I would like every line of the records below that contains the word "more" copied.

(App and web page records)
================
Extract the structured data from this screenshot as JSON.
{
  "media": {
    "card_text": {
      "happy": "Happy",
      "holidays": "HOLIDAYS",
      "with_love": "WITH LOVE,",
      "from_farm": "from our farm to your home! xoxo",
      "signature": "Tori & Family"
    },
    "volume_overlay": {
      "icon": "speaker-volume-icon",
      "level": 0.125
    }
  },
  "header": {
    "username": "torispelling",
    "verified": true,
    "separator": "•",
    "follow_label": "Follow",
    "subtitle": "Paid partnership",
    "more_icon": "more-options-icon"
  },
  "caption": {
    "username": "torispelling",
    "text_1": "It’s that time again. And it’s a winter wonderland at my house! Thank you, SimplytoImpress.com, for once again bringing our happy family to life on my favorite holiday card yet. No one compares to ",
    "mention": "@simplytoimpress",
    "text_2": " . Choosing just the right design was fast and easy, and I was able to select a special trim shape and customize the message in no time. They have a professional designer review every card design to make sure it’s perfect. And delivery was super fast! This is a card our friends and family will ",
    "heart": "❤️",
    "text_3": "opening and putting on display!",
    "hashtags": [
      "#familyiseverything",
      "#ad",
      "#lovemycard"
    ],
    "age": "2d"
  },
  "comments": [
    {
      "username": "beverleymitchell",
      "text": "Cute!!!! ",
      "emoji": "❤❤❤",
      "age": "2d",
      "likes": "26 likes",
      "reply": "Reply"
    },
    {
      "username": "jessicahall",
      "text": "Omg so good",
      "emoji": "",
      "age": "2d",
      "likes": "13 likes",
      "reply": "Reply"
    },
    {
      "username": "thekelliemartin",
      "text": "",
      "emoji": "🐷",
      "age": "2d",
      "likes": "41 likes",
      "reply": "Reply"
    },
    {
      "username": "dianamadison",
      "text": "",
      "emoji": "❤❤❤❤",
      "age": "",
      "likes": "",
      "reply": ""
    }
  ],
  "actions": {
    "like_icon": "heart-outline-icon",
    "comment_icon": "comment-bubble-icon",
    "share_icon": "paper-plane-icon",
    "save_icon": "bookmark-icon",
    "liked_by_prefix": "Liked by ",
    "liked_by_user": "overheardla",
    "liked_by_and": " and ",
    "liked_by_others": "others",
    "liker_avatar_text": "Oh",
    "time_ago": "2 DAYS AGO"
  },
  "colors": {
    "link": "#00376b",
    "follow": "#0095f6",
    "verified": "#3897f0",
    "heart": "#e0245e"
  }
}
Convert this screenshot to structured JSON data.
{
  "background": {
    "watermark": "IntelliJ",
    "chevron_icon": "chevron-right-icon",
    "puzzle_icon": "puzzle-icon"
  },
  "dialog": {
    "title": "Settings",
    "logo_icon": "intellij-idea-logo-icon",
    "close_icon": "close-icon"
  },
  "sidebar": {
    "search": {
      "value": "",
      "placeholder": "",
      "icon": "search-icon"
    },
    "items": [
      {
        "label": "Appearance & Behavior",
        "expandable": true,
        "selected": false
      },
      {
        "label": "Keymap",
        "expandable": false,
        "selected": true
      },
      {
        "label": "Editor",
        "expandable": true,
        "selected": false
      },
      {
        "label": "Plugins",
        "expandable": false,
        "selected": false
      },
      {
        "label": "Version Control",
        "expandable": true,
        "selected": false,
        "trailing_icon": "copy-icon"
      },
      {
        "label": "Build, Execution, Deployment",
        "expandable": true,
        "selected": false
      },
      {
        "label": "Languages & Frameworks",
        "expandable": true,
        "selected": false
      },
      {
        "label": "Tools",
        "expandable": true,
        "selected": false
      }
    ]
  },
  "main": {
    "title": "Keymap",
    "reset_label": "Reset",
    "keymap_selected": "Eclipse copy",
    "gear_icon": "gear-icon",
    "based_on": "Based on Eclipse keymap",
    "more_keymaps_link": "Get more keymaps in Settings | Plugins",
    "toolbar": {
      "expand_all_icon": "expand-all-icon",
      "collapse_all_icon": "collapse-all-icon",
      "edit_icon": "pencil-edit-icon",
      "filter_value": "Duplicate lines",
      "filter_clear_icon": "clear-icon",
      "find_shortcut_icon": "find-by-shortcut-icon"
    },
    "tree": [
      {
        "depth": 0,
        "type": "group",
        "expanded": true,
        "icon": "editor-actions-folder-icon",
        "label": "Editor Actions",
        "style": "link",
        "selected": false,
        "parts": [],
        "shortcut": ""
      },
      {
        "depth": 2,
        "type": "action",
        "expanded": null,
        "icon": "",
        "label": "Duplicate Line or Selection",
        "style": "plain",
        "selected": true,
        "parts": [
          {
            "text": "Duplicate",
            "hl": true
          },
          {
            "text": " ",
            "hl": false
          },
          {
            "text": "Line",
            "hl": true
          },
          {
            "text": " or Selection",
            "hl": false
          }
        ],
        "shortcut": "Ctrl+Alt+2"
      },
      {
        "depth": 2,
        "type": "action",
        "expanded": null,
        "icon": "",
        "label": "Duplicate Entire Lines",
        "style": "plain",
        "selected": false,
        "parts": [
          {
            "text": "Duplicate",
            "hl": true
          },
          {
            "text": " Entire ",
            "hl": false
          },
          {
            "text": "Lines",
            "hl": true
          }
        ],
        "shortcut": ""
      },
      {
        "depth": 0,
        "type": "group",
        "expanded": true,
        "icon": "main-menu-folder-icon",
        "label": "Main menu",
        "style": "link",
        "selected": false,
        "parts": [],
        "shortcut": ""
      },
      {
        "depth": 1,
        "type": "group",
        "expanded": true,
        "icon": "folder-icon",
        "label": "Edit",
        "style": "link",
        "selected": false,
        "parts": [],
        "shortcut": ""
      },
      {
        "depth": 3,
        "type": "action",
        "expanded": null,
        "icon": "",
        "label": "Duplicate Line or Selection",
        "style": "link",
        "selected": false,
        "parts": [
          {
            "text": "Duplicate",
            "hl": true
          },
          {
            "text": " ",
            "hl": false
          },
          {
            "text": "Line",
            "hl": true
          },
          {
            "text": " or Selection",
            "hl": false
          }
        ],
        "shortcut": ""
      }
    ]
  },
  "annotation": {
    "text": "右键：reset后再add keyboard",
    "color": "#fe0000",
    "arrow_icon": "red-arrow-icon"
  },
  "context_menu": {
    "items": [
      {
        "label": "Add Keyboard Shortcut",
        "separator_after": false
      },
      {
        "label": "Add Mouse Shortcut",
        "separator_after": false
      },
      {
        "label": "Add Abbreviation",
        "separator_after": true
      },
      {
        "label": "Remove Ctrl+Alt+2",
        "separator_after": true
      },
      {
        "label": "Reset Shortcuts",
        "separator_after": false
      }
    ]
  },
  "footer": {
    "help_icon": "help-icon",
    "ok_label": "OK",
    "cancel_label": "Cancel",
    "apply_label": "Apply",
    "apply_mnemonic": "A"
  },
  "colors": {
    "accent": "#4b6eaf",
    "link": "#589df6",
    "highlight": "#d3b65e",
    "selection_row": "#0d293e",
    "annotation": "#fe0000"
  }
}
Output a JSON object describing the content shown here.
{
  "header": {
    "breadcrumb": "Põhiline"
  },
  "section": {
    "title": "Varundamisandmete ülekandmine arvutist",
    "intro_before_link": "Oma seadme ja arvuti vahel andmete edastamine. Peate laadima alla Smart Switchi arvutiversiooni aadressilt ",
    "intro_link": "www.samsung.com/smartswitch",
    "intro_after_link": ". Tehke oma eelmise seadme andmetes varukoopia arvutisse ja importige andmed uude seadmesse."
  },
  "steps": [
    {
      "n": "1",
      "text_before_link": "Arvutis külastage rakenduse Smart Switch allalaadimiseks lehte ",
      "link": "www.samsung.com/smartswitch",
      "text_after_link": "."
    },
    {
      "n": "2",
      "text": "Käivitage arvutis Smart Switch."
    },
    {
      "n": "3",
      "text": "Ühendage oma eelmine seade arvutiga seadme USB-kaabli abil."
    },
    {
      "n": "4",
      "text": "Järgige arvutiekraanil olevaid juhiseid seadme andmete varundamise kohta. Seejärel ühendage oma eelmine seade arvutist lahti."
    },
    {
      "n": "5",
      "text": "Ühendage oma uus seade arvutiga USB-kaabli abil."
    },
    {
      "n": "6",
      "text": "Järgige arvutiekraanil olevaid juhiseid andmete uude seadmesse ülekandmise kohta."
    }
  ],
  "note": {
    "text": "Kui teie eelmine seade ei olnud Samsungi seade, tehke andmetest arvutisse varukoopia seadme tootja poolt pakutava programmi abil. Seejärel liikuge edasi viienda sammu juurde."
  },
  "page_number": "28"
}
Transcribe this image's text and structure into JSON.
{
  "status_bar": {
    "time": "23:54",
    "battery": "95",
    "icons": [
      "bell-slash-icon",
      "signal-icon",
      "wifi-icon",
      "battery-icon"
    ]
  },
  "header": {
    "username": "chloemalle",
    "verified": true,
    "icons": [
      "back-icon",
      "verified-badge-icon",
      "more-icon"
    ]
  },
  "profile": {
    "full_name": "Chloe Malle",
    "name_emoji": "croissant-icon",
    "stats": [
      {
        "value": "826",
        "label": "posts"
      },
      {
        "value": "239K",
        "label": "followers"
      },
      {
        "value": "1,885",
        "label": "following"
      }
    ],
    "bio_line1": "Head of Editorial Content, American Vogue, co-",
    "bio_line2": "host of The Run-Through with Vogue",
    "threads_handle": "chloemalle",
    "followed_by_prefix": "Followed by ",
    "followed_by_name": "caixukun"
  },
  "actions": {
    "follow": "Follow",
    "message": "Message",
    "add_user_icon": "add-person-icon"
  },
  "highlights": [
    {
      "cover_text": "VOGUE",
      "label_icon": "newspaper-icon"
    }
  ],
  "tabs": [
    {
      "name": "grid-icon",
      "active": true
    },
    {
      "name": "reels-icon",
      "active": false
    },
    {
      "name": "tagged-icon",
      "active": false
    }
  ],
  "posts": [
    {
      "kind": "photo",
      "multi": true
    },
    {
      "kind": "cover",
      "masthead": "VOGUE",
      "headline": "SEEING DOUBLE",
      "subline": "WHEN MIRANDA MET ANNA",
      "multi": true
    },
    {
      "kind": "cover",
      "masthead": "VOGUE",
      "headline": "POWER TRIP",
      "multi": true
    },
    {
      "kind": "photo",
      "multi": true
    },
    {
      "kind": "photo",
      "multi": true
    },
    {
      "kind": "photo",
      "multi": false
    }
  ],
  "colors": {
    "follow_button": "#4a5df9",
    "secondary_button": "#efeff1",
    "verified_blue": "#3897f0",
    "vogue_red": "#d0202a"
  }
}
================
* _WRITTEN SOLUTION_:
    "more_icon": "more-options-icon"
    "more_keymaps_link": "Get more keymaps in Settings | Plugins",
      "more-icon"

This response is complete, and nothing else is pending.